DESCRIPTION OF THE TASK:
Go through the material below and please tally the lines that hold the word "zoom"; the number alone is the answer.

DATA:
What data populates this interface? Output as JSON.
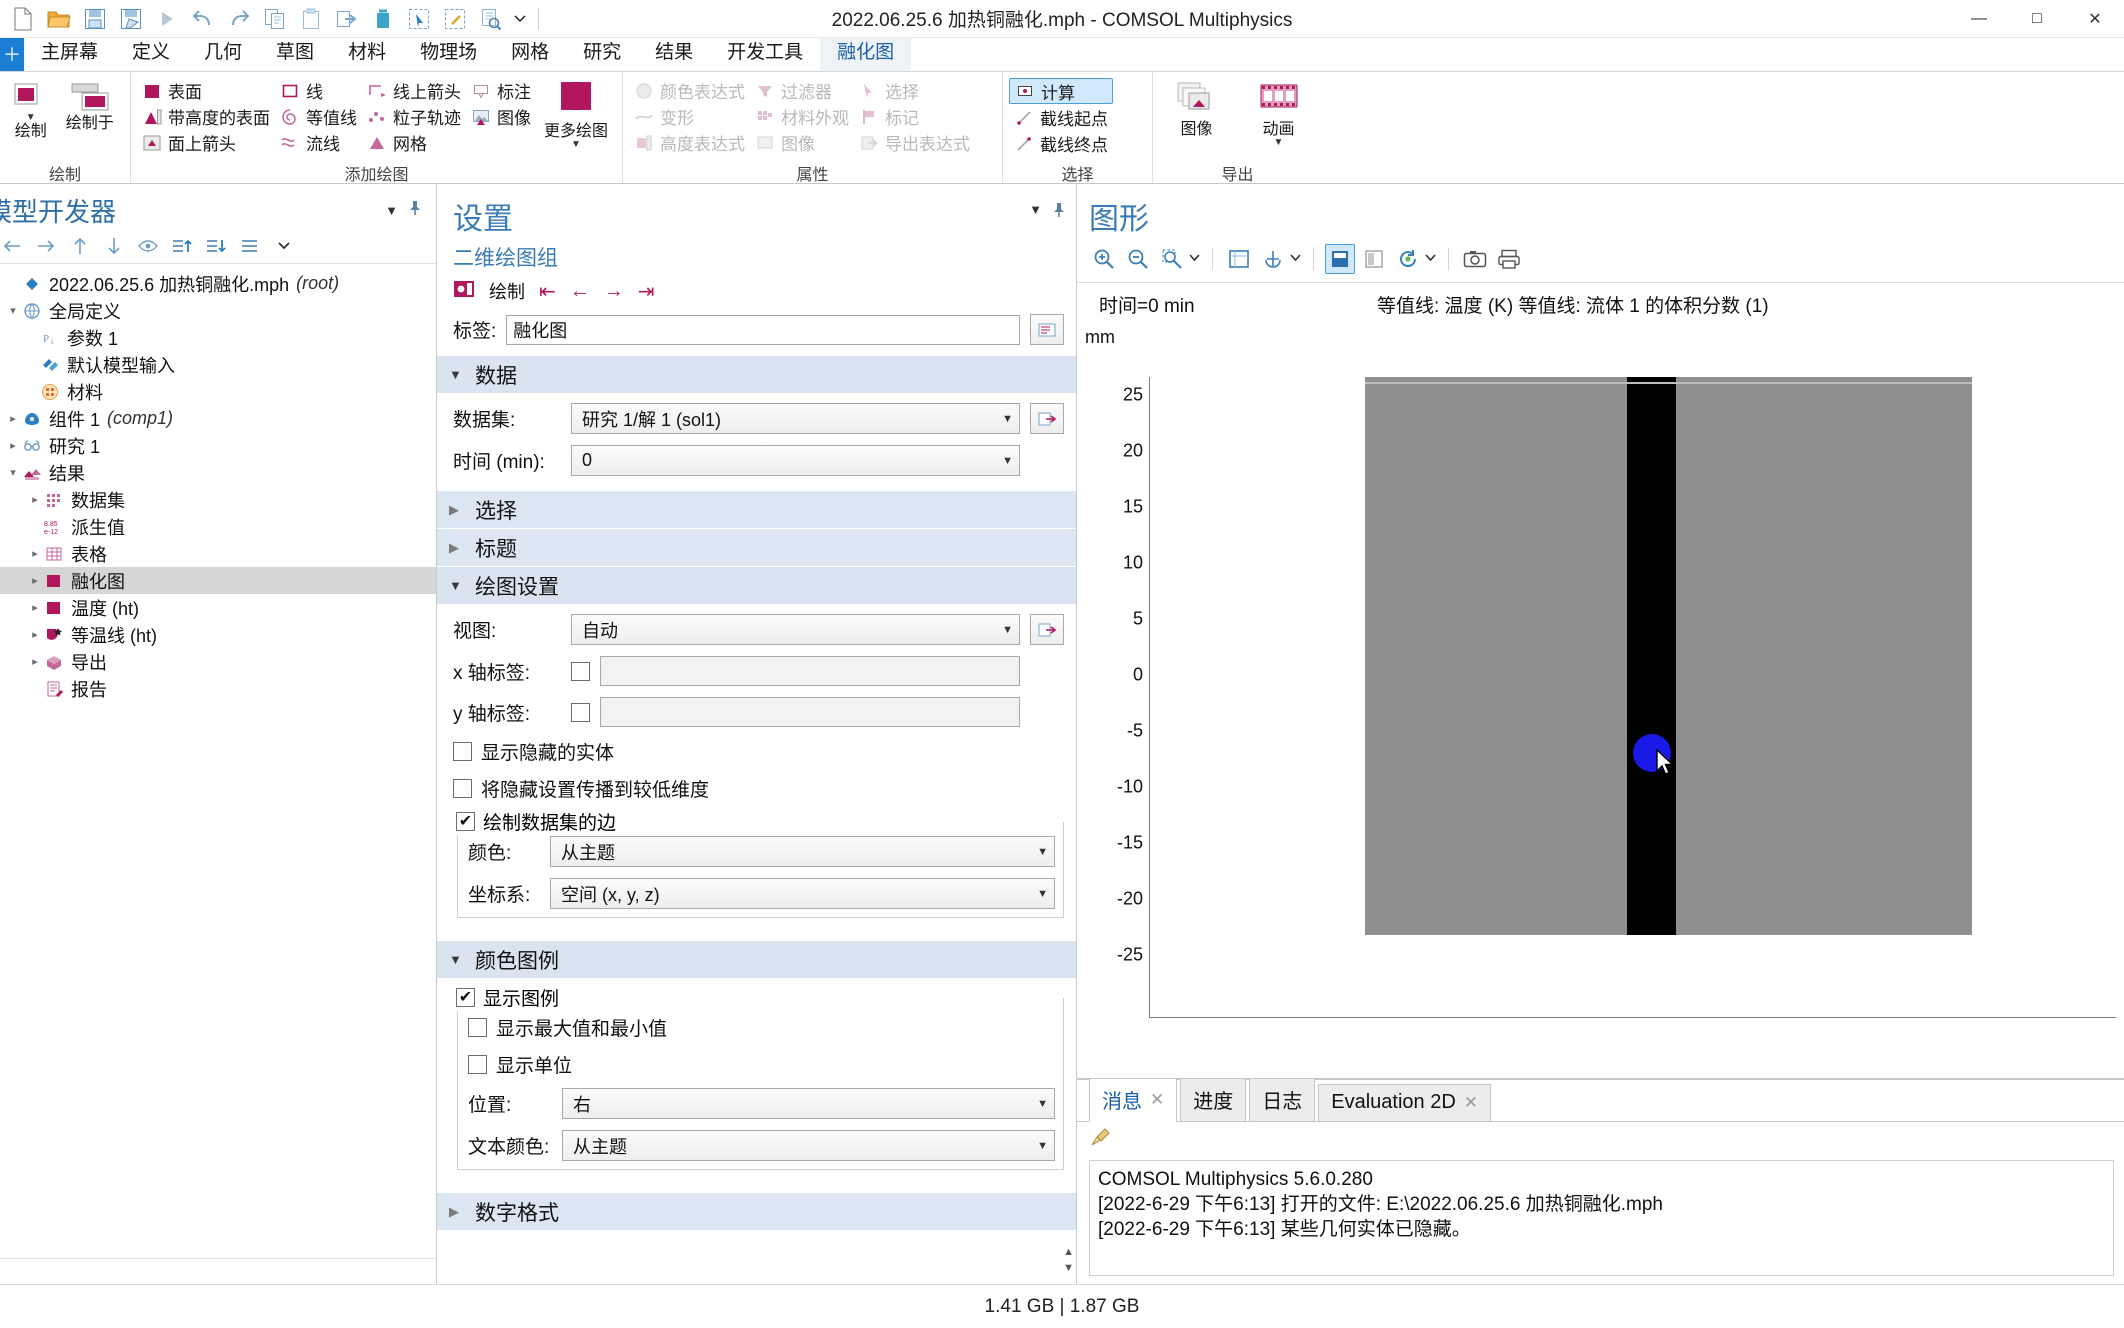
{
  "window": {
    "title": "2022.06.25.6 加热铜融化.mph - COMSOL Multiphysics",
    "minimize": "—",
    "maximize": "□",
    "close": "✕"
  },
  "quick_access": [
    {
      "name": "new-file-icon",
      "tip": "新建"
    },
    {
      "name": "open-folder-icon",
      "tip": "打开"
    },
    {
      "name": "save-icon",
      "tip": "保存"
    },
    {
      "name": "save-as-icon",
      "tip": "另存为"
    },
    {
      "name": "run-icon",
      "tip": "计算"
    },
    {
      "name": "undo-icon",
      "tip": "撤销"
    },
    {
      "name": "redo-icon",
      "tip": "重做"
    },
    {
      "name": "copy-icon",
      "tip": "复制"
    },
    {
      "name": "paste-icon",
      "tip": "粘贴"
    },
    {
      "name": "duplicate-icon",
      "tip": "生成副本"
    },
    {
      "name": "delete-icon",
      "tip": "删除"
    },
    {
      "name": "select-box-icon",
      "tip": "框选"
    },
    {
      "name": "deselect-icon",
      "tip": "取消选择"
    },
    {
      "name": "zoom-select-icon",
      "tip": "查找"
    },
    {
      "name": "qat-dropdown-icon",
      "tip": "更多"
    }
  ],
  "menu": {
    "home_badge": "＋",
    "tabs": [
      {
        "label": "主屏幕",
        "active": false
      },
      {
        "label": "定义",
        "active": false
      },
      {
        "label": "几何",
        "active": false
      },
      {
        "label": "草图",
        "active": false
      },
      {
        "label": "材料",
        "active": false
      },
      {
        "label": "物理场",
        "active": false
      },
      {
        "label": "网格",
        "active": false
      },
      {
        "label": "研究",
        "active": false
      },
      {
        "label": "结果",
        "active": false
      },
      {
        "label": "开发工具",
        "active": false
      },
      {
        "label": "融化图",
        "active": true
      }
    ]
  },
  "ribbon": {
    "groups": [
      {
        "name": "绘制",
        "label": "绘制",
        "big_buttons": [
          {
            "label": "绘制",
            "icon": "plot-icon",
            "caret": "▼"
          },
          {
            "label": "绘制于",
            "icon": "plot-in-icon",
            "caret": ""
          }
        ]
      },
      {
        "name": "添加绘图",
        "label": "添加绘图",
        "columns": [
          [
            {
              "label": "表面",
              "icon": "surface-icon",
              "disabled": false
            },
            {
              "label": "带高度的表面",
              "icon": "surface-height-icon",
              "disabled": false
            },
            {
              "label": "面上箭头",
              "icon": "arrow-surface-icon",
              "disabled": false
            }
          ],
          [
            {
              "label": "线",
              "icon": "line-icon",
              "disabled": false
            },
            {
              "label": "等值线",
              "icon": "contour-icon",
              "disabled": false
            },
            {
              "label": "流线",
              "icon": "streamline-icon",
              "disabled": false
            }
          ],
          [
            {
              "label": "线上箭头",
              "icon": "arrow-line-icon",
              "disabled": false
            },
            {
              "label": "粒子轨迹",
              "icon": "particle-trace-icon",
              "disabled": false
            },
            {
              "label": "网格",
              "icon": "mesh-icon",
              "disabled": false
            }
          ],
          [
            {
              "label": "标注",
              "icon": "annotation-icon",
              "disabled": false
            },
            {
              "label": "图像",
              "icon": "image-plot-icon",
              "disabled": false
            }
          ]
        ],
        "big_buttons": [
          {
            "label": "更多绘图",
            "icon": "more-plots-icon",
            "caret": "▼"
          }
        ]
      },
      {
        "name": "属性",
        "label": "属性",
        "columns": [
          [
            {
              "label": "颜色表达式",
              "icon": "color-expression-icon",
              "disabled": true
            },
            {
              "label": "变形",
              "icon": "deformation-icon",
              "disabled": true
            },
            {
              "label": "高度表达式",
              "icon": "height-expression-icon",
              "disabled": true
            }
          ],
          [
            {
              "label": "过滤器",
              "icon": "filter-icon",
              "disabled": true
            },
            {
              "label": "材料外观",
              "icon": "material-appearance-icon",
              "disabled": true
            },
            {
              "label": "图像",
              "icon": "image-attr-icon",
              "disabled": true
            }
          ],
          [
            {
              "label": "选择",
              "icon": "selection-icon",
              "disabled": true
            },
            {
              "label": "标记",
              "icon": "marker-icon",
              "disabled": true
            },
            {
              "label": "导出表达式",
              "icon": "export-expression-icon",
              "disabled": true
            }
          ]
        ]
      },
      {
        "name": "选择",
        "label": "选择",
        "columns": [
          [
            {
              "label": "计算",
              "icon": "evaluate-icon",
              "disabled": false,
              "selected": true
            },
            {
              "label": "截线起点",
              "icon": "cutline-start-icon",
              "disabled": false
            },
            {
              "label": "截线终点",
              "icon": "cutline-end-icon",
              "disabled": false
            }
          ]
        ]
      },
      {
        "name": "导出",
        "label": "导出",
        "big_buttons": [
          {
            "label": "图像",
            "icon": "export-image-icon",
            "caret": ""
          },
          {
            "label": "动画",
            "icon": "export-animation-icon",
            "caret": "▼"
          }
        ]
      }
    ]
  },
  "model_builder": {
    "title": "模型开发器",
    "collapse_icon": "▼",
    "pin_icon": "pin-icon",
    "toolbar": [
      {
        "name": "back-icon",
        "glyph": "←"
      },
      {
        "name": "forward-icon",
        "glyph": "→"
      },
      {
        "name": "move-up-icon",
        "glyph": "↑"
      },
      {
        "name": "move-down-icon",
        "glyph": "↓"
      },
      {
        "name": "show-hide-icon",
        "glyph": "eye"
      },
      {
        "name": "expand-all-icon",
        "glyph": "list-up"
      },
      {
        "name": "collapse-all-icon",
        "glyph": "list-down"
      },
      {
        "name": "tree-options-icon",
        "glyph": "list"
      },
      {
        "name": "tree-dropdown-icon",
        "glyph": "▼"
      }
    ],
    "tree": [
      {
        "label": "2022.06.25.6 加热铜融化.mph",
        "suffix": "(root)",
        "depth": 0,
        "twisty": "",
        "icon": "root-icon",
        "selected": false
      },
      {
        "label": "全局定义",
        "suffix": "",
        "depth": 0,
        "twisty": "◢",
        "icon": "global-definitions-icon",
        "selected": false
      },
      {
        "label": "参数 1",
        "suffix": "",
        "depth": 1,
        "twisty": "",
        "icon": "parameters-icon",
        "selected": false
      },
      {
        "label": "默认模型输入",
        "suffix": "",
        "depth": 1,
        "twisty": "",
        "icon": "default-model-inputs-icon",
        "selected": false
      },
      {
        "label": "材料",
        "suffix": "",
        "depth": 1,
        "twisty": "",
        "icon": "materials-icon",
        "selected": false
      },
      {
        "label": "组件 1",
        "suffix": "(comp1)",
        "depth": 0,
        "twisty": "▷",
        "icon": "component-icon",
        "selected": false
      },
      {
        "label": "研究 1",
        "suffix": "",
        "depth": 0,
        "twisty": "▷",
        "icon": "study-icon",
        "selected": false
      },
      {
        "label": "结果",
        "suffix": "",
        "depth": 0,
        "twisty": "◢",
        "icon": "results-icon",
        "selected": false
      },
      {
        "label": "数据集",
        "suffix": "",
        "depth": 1,
        "twisty": "▷",
        "icon": "datasets-icon",
        "selected": false
      },
      {
        "label": "派生值",
        "suffix": "",
        "depth": 1,
        "twisty": "",
        "icon": "derived-values-icon",
        "selected": false
      },
      {
        "label": "表格",
        "suffix": "",
        "depth": 1,
        "twisty": "▷",
        "icon": "tables-icon",
        "selected": false
      },
      {
        "label": "融化图",
        "suffix": "",
        "depth": 1,
        "twisty": "▷",
        "icon": "plot-group-icon",
        "selected": true
      },
      {
        "label": "温度 (ht)",
        "suffix": "",
        "depth": 1,
        "twisty": "▷",
        "icon": "plot-group-icon",
        "selected": false
      },
      {
        "label": "等温线 (ht)",
        "suffix": "",
        "depth": 1,
        "twisty": "▷",
        "icon": "isothermal-icon",
        "selected": false
      },
      {
        "label": "导出",
        "suffix": "",
        "depth": 1,
        "twisty": "▷",
        "icon": "export-icon",
        "selected": false
      },
      {
        "label": "报告",
        "suffix": "",
        "depth": 1,
        "twisty": "",
        "icon": "report-icon",
        "selected": false
      }
    ]
  },
  "settings": {
    "title": "设置",
    "subtitle": "二维绘图组",
    "collapse_icon": "▼",
    "pin_icon": "pin-icon",
    "actions": {
      "plot_label": "绘制",
      "plot_icon": "plot-run-icon",
      "first_icon": "⇤",
      "prev_icon": "←",
      "next_icon": "→",
      "last_icon": "⇥"
    },
    "label_field": {
      "caption": "标签:",
      "value": "融化图",
      "button_icon": "rename-icon"
    },
    "sections": [
      {
        "key": "data",
        "title": "数据",
        "expanded": true
      },
      {
        "key": "selection",
        "title": "选择",
        "expanded": false
      },
      {
        "key": "title",
        "title": "标题",
        "expanded": false
      },
      {
        "key": "plot_settings",
        "title": "绘图设置",
        "expanded": true
      },
      {
        "key": "color_legend",
        "title": "颜色图例",
        "expanded": true
      },
      {
        "key": "number_format",
        "title": "数字格式",
        "expanded": false
      }
    ],
    "data": {
      "dataset": {
        "caption": "数据集:",
        "value": "研究 1/解 1 (sol1)",
        "button_icon": "go-to-source-icon"
      },
      "time": {
        "caption": "时间 (min):",
        "value": "0"
      }
    },
    "plot_settings": {
      "view": {
        "caption": "视图:",
        "value": "自动",
        "button_icon": "go-to-source-icon"
      },
      "x_axis_label": {
        "caption": "x 轴标签:",
        "checked": false,
        "value": ""
      },
      "y_axis_label": {
        "caption": "y 轴标签:",
        "checked": false,
        "value": ""
      },
      "show_hidden": {
        "label": "显示隐藏的实体",
        "checked": false
      },
      "propagate_hiding": {
        "label": "将隐藏设置传播到较低维度",
        "checked": false
      },
      "plot_dataset_edges": {
        "label": "绘制数据集的边",
        "checked": true
      },
      "edge_color": {
        "caption": "颜色:",
        "value": "从主题"
      },
      "frame": {
        "caption": "坐标系:",
        "value": "空间 (x, y, z)"
      }
    },
    "color_legend": {
      "show_legend": {
        "label": "显示图例",
        "checked": true
      },
      "show_max_min": {
        "label": "显示最大值和最小值",
        "checked": false
      },
      "show_units": {
        "label": "显示单位",
        "checked": false
      },
      "position": {
        "caption": "位置:",
        "value": "右"
      },
      "text_color": {
        "caption": "文本颜色:",
        "value": "从主题"
      }
    }
  },
  "graphics": {
    "title": "图形",
    "toolbar": [
      {
        "name": "zoom-in-icon",
        "glyph": "⊕"
      },
      {
        "name": "zoom-out-icon",
        "glyph": "⊖"
      },
      {
        "name": "zoom-box-icon",
        "glyph": "⊞"
      },
      {
        "name": "zoom-dropdown-icon",
        "glyph": "▼"
      },
      {
        "name": "zoom-extents-icon",
        "glyph": "⛶"
      },
      {
        "name": "transparency-icon",
        "glyph": "⚓"
      },
      {
        "name": "transparency-dropdown-icon",
        "glyph": "▼"
      },
      {
        "name": "select-all-icon",
        "glyph": "▤",
        "active": true
      },
      {
        "name": "clear-selection-icon",
        "glyph": "▧"
      },
      {
        "name": "refresh-icon",
        "glyph": "⟳"
      },
      {
        "name": "refresh-dropdown-icon",
        "glyph": "▼"
      },
      {
        "name": "snapshot-icon",
        "glyph": "camera"
      },
      {
        "name": "print-icon",
        "glyph": "printer"
      }
    ],
    "time_label": "时间=0 min",
    "legend_label": "等值线: 温度 (K)  等值线: 流体 1 的体积分数 (1)",
    "unit_label": "mm",
    "cursor_icon": "mouse-cursor"
  },
  "chart_data": {
    "type": "heatmap",
    "title": "时间=0 min",
    "subtitle": "等值线: 温度 (K)  等值线: 流体 1 的体积分数 (1)",
    "xlabel": "",
    "ylabel": "mm",
    "xlim": [
      -45,
      35
    ],
    "ylim": [
      -27,
      27
    ],
    "xticks": [
      -40,
      -30,
      -20,
      -10,
      0,
      10,
      20,
      30
    ],
    "yticks": [
      25,
      20,
      15,
      10,
      5,
      0,
      -5,
      -10,
      -15,
      -20,
      -25
    ],
    "grid": false,
    "regions": [
      {
        "name": "外部灰色域",
        "color": "#8f8f8f",
        "x_range": [
          -24,
          27
        ],
        "y_range": [
          -25,
          24
        ]
      },
      {
        "name": "中心黑色通道",
        "color": "#000000",
        "x_range": [
          -3.2,
          1.4
        ],
        "y_range": [
          -25,
          24
        ]
      },
      {
        "name": "蓝色熔滴",
        "color": "#1a1ae6",
        "center": [
          -0.5,
          -10.0
        ],
        "radius": 2.4
      }
    ]
  },
  "messages": {
    "tabs": [
      {
        "label": "消息",
        "active": true,
        "closable": true,
        "close_icon": "✕"
      },
      {
        "label": "进度",
        "active": false,
        "closable": false,
        "close_icon": ""
      },
      {
        "label": "日志",
        "active": false,
        "closable": false,
        "close_icon": ""
      },
      {
        "label": "Evaluation 2D",
        "active": false,
        "closable": true,
        "close_icon": "✕"
      }
    ],
    "clear_icon": "broom-icon",
    "lines": [
      "COMSOL Multiphysics 5.6.0.280",
      "[2022-6-29 下午6:13] 打开的文件: E:\\2022.06.25.6 加热铜融化.mph",
      "[2022-6-29 下午6:13] 某些几何实体已隐藏。"
    ]
  },
  "statusbar": {
    "memory": "1.41 GB | 1.87 GB"
  },
  "colors": {
    "accent_magenta": "#b0175c",
    "accent_blue": "#1a7fd4",
    "section_header": "#d9e4f0",
    "tree_selection": "#d6d6d6",
    "blob_blue": "#1a1ae6",
    "geom_gray": "#8f8f8f"
  }
}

EXERCISE RESULT:
6